* YOUR INSTRUCTIONS *
State how many lines of the material below contain the word "height". Add nothing else.

* SOURCE RECORDS *
BEGIN

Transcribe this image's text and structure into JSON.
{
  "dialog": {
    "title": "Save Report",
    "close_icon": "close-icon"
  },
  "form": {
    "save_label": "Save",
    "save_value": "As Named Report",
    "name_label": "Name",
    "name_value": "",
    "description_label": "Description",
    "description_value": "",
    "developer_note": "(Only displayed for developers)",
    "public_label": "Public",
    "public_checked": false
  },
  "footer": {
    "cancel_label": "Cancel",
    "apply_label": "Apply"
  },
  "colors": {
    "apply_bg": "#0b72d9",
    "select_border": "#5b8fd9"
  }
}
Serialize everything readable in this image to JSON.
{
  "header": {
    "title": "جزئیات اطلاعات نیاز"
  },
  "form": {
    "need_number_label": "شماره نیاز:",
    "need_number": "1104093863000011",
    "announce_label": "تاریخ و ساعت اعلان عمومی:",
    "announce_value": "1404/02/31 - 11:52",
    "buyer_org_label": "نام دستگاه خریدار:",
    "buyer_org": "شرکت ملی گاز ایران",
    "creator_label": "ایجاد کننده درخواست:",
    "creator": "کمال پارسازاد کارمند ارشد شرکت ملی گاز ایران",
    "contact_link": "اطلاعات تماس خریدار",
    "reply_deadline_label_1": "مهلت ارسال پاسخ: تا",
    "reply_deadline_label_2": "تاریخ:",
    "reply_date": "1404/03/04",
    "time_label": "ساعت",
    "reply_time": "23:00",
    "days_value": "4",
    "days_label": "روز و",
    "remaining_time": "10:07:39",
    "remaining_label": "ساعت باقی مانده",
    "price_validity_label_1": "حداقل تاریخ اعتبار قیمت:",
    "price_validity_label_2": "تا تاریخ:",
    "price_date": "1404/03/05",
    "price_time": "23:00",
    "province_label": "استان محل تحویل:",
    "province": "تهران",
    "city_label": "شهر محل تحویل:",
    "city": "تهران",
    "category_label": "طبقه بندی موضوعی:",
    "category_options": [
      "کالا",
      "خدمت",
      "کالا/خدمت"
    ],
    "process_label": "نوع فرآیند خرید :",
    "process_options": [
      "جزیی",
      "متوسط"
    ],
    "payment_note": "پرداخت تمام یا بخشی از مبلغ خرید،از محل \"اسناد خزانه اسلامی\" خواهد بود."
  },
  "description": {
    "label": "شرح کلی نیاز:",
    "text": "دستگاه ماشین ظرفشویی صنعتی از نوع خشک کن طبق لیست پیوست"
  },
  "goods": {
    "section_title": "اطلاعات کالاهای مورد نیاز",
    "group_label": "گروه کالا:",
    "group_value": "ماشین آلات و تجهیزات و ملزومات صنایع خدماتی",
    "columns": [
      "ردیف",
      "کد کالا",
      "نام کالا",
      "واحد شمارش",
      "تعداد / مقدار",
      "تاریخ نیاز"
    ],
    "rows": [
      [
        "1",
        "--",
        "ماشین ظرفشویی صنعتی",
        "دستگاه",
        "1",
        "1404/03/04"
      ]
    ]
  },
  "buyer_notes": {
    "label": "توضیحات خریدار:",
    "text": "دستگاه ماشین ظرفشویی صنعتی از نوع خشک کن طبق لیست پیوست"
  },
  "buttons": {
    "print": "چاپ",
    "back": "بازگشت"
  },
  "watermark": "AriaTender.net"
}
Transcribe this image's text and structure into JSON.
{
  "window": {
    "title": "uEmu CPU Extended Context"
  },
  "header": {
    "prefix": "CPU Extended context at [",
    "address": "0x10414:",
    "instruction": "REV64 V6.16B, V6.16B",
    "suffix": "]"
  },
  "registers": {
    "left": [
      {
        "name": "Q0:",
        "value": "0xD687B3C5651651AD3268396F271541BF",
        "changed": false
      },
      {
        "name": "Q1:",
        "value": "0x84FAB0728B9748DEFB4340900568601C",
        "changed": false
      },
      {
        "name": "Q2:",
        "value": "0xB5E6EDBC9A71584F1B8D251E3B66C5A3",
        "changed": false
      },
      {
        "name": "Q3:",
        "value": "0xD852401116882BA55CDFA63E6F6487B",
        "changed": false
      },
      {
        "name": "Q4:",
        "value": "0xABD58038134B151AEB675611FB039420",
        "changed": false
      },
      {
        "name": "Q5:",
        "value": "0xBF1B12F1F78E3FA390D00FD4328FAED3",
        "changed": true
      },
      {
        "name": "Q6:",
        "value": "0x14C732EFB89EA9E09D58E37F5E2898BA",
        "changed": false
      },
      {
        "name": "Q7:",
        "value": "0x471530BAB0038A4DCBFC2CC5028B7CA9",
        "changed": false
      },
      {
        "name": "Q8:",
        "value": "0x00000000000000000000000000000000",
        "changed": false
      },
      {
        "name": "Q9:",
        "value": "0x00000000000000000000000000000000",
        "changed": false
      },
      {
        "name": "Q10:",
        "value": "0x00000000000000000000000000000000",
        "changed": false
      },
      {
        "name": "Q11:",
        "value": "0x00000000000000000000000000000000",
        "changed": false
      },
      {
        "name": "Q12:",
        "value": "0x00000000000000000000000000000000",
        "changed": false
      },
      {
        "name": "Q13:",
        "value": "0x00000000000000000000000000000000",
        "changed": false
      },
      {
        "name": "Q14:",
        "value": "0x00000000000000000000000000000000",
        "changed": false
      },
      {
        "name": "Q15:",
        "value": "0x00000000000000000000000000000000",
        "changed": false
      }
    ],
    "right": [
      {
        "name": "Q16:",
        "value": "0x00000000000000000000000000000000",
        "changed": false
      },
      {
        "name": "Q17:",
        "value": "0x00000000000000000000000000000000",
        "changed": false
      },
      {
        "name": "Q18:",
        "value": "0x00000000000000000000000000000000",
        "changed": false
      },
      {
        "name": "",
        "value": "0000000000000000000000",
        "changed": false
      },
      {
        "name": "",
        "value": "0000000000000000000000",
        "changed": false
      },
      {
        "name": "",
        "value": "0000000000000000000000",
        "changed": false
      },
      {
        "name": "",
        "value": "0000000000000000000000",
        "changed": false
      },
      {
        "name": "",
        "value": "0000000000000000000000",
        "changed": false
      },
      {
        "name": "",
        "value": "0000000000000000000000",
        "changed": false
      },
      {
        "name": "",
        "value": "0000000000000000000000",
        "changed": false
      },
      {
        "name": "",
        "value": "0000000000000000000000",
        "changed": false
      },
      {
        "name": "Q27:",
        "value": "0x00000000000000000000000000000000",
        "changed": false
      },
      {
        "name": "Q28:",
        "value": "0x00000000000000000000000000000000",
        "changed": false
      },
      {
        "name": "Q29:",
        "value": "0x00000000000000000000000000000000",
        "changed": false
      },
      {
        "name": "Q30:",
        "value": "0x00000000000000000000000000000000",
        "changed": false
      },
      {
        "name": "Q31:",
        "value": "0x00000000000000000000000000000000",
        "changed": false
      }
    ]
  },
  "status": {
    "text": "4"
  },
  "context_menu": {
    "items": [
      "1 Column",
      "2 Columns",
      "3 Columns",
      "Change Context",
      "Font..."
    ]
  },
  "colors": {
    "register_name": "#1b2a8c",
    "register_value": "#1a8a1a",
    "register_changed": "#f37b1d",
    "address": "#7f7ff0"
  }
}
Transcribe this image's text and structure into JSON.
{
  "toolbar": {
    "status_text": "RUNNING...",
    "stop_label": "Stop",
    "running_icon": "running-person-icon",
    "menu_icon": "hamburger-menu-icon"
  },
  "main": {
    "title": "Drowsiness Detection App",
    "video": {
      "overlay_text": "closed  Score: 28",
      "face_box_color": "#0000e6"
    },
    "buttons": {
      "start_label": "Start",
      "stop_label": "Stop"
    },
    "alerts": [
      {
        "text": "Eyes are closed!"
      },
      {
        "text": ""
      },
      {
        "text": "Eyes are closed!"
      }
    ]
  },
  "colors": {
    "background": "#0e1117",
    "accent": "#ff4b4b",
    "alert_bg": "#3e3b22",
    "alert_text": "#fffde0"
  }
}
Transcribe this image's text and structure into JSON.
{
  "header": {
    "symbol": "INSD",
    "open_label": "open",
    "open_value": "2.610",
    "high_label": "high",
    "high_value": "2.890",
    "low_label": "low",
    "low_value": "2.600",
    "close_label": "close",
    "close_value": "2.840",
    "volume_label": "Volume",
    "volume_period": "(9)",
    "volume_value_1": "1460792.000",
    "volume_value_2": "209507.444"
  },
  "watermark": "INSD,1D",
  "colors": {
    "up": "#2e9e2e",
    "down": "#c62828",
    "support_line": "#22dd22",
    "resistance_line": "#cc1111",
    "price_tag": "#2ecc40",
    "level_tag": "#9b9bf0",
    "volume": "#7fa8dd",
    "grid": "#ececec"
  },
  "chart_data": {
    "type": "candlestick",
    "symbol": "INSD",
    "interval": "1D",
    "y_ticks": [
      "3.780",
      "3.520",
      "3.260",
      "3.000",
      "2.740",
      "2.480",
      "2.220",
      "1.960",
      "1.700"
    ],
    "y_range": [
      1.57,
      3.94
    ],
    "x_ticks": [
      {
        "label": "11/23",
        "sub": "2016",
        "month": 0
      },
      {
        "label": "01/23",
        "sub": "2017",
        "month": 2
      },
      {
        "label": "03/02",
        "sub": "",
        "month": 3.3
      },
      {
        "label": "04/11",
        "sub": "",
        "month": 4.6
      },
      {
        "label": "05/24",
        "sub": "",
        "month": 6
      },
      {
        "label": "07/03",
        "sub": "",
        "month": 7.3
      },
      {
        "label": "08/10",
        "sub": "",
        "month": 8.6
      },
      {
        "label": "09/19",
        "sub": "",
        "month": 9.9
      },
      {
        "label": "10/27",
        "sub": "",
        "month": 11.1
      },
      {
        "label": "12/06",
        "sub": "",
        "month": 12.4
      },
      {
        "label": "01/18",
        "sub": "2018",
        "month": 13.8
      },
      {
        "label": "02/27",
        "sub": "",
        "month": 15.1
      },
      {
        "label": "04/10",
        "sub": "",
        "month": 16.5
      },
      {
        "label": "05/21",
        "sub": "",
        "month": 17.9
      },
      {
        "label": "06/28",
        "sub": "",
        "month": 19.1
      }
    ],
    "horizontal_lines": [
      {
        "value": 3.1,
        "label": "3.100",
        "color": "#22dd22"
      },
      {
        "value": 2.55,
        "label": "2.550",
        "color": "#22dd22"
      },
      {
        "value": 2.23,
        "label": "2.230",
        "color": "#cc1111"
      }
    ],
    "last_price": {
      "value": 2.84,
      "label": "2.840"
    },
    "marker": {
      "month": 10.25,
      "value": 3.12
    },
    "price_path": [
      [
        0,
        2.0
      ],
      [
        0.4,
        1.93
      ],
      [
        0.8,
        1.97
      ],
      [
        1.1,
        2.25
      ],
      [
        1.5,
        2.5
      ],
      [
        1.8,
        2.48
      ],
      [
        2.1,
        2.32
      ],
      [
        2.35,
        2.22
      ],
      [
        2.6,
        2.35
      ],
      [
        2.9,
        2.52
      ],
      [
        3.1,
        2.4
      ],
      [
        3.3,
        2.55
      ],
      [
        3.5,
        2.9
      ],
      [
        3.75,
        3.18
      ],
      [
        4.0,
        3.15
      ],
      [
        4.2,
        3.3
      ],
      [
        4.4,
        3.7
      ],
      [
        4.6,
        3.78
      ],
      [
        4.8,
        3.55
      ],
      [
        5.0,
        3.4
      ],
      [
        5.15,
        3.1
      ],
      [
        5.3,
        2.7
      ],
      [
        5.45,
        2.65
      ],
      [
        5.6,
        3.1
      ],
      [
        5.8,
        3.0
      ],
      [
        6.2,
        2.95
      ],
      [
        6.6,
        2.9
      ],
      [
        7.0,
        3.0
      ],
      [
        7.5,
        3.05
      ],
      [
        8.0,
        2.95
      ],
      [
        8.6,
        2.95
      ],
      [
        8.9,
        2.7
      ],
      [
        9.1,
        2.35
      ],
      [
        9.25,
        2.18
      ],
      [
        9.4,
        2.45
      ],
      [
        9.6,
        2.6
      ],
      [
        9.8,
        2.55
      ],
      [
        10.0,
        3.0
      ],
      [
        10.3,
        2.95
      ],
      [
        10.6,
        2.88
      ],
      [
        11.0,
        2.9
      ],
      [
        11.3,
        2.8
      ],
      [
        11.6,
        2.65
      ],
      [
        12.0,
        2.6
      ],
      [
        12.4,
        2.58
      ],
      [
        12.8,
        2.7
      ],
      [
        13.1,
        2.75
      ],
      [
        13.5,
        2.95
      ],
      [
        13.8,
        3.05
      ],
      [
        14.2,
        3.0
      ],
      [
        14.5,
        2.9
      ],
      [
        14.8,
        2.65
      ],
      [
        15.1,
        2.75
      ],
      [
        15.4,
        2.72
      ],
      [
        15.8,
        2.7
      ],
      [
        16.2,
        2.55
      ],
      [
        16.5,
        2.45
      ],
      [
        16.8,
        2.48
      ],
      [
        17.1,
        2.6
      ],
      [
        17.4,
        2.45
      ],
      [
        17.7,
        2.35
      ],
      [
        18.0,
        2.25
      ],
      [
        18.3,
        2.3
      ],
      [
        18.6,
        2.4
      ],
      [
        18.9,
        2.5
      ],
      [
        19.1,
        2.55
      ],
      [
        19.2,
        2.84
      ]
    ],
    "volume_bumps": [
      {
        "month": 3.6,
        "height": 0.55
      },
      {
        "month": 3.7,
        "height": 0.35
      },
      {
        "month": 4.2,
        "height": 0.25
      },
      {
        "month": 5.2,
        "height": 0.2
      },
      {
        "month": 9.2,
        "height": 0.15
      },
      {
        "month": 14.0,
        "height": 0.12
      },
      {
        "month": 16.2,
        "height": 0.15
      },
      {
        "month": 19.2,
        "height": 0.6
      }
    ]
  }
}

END

* EXPECTED OUTPUT *
8